# [What the task requires]
Search the entries for lines that contain the word "screenshot", and report each one found.

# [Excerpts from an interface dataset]
────────────────

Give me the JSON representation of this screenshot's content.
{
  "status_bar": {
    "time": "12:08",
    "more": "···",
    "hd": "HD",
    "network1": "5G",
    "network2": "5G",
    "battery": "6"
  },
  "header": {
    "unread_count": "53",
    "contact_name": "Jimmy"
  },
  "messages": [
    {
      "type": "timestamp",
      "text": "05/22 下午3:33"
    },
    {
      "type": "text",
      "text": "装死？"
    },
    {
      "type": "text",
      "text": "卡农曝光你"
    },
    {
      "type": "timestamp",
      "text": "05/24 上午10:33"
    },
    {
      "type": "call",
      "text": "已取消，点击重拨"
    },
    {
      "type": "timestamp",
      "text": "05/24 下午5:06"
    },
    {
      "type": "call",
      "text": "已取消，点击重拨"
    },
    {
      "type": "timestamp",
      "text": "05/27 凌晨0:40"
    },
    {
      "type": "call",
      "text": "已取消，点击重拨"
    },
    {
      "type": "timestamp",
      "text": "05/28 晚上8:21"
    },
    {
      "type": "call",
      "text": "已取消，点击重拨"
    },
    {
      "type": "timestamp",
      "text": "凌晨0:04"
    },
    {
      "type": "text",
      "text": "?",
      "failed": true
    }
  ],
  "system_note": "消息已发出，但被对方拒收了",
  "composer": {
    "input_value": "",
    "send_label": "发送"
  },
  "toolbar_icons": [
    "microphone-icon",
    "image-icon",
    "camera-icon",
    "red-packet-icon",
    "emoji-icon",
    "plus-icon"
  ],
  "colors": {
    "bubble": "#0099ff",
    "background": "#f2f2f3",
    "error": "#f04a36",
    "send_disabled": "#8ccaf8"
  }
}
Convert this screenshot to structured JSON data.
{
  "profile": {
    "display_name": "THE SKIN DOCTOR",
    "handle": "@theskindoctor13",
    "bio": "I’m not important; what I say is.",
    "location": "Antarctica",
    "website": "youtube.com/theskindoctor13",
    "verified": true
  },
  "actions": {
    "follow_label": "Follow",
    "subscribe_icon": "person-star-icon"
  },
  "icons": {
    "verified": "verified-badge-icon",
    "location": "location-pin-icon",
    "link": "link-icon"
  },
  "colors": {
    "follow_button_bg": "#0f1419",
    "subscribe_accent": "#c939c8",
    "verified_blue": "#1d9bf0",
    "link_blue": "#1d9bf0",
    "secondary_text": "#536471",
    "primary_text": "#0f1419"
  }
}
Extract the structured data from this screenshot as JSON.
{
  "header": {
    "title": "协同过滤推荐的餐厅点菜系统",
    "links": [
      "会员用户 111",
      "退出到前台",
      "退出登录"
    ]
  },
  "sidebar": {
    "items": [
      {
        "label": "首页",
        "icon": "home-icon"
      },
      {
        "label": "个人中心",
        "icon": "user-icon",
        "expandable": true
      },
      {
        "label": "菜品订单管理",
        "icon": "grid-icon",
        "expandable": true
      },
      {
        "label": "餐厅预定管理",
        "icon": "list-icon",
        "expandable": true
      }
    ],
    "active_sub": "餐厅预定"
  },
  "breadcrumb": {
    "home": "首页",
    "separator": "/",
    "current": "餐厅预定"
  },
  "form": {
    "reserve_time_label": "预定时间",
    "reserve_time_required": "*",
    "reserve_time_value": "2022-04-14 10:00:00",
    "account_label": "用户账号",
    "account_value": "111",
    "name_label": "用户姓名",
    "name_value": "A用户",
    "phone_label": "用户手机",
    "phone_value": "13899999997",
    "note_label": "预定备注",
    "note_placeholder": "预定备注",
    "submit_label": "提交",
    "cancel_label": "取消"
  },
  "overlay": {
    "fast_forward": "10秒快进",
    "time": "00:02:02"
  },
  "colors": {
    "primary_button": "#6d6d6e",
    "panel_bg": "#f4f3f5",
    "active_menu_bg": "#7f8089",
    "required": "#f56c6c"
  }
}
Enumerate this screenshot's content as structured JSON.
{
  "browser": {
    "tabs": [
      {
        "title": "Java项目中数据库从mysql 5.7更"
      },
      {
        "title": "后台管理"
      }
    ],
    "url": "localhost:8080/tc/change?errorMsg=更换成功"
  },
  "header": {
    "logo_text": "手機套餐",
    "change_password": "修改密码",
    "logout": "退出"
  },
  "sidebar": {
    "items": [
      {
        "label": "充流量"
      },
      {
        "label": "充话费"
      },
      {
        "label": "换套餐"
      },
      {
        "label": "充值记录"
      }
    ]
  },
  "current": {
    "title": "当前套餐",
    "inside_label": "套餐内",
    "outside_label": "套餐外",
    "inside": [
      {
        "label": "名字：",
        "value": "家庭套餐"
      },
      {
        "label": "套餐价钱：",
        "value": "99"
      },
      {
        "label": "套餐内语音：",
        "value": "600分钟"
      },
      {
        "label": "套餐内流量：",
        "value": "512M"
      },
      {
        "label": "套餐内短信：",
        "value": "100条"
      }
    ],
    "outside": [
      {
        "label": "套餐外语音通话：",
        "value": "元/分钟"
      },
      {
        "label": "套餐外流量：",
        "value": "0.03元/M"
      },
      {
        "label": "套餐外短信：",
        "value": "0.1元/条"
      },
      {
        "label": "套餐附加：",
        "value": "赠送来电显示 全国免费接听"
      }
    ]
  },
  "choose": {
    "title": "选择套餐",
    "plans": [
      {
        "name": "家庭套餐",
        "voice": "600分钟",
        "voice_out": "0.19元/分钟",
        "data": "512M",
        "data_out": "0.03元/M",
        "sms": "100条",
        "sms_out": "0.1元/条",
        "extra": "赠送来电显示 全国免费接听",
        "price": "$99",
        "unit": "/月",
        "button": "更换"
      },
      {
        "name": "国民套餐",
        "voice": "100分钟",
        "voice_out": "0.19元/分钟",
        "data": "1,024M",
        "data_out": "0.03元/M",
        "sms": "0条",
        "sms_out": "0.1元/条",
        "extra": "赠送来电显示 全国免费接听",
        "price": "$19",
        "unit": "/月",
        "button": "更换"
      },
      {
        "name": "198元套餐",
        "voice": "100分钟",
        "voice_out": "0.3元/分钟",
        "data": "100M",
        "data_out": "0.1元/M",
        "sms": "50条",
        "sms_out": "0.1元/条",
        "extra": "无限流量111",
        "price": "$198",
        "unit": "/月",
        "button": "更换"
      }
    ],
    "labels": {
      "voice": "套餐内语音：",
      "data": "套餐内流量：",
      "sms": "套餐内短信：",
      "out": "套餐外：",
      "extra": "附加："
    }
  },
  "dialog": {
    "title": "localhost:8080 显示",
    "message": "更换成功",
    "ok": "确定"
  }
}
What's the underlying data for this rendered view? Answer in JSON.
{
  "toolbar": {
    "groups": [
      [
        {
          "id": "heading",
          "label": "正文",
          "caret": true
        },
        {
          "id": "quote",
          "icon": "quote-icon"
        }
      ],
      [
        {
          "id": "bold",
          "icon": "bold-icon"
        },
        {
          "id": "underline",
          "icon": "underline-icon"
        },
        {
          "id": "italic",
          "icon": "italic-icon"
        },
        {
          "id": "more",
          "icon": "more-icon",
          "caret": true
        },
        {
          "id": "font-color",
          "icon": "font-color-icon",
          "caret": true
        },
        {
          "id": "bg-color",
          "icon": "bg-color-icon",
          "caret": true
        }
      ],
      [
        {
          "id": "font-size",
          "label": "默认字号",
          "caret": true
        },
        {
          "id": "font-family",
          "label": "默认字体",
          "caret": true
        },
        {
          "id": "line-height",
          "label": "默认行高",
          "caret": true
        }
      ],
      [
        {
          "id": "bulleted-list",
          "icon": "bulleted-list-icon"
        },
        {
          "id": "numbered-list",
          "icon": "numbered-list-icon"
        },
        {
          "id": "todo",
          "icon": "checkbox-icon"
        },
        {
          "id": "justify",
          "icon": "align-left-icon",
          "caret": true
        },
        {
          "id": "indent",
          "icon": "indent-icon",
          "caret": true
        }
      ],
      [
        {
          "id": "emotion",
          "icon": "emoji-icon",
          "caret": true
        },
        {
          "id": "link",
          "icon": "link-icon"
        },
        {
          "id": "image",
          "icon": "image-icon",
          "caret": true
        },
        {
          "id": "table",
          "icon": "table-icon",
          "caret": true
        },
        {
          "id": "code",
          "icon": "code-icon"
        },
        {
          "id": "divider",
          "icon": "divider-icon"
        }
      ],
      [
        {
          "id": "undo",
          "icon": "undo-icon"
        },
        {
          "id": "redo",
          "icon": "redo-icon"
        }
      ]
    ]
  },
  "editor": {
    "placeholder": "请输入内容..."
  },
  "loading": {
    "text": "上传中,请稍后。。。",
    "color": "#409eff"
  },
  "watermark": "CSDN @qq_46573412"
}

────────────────

# [Solution]
Give me the JSON representation of this screenshot's content.
Convert this screenshot to structured JSON data.
Extract the structured data from this screenshot as JSON.
Enumerate this screenshot's content as structured JSON.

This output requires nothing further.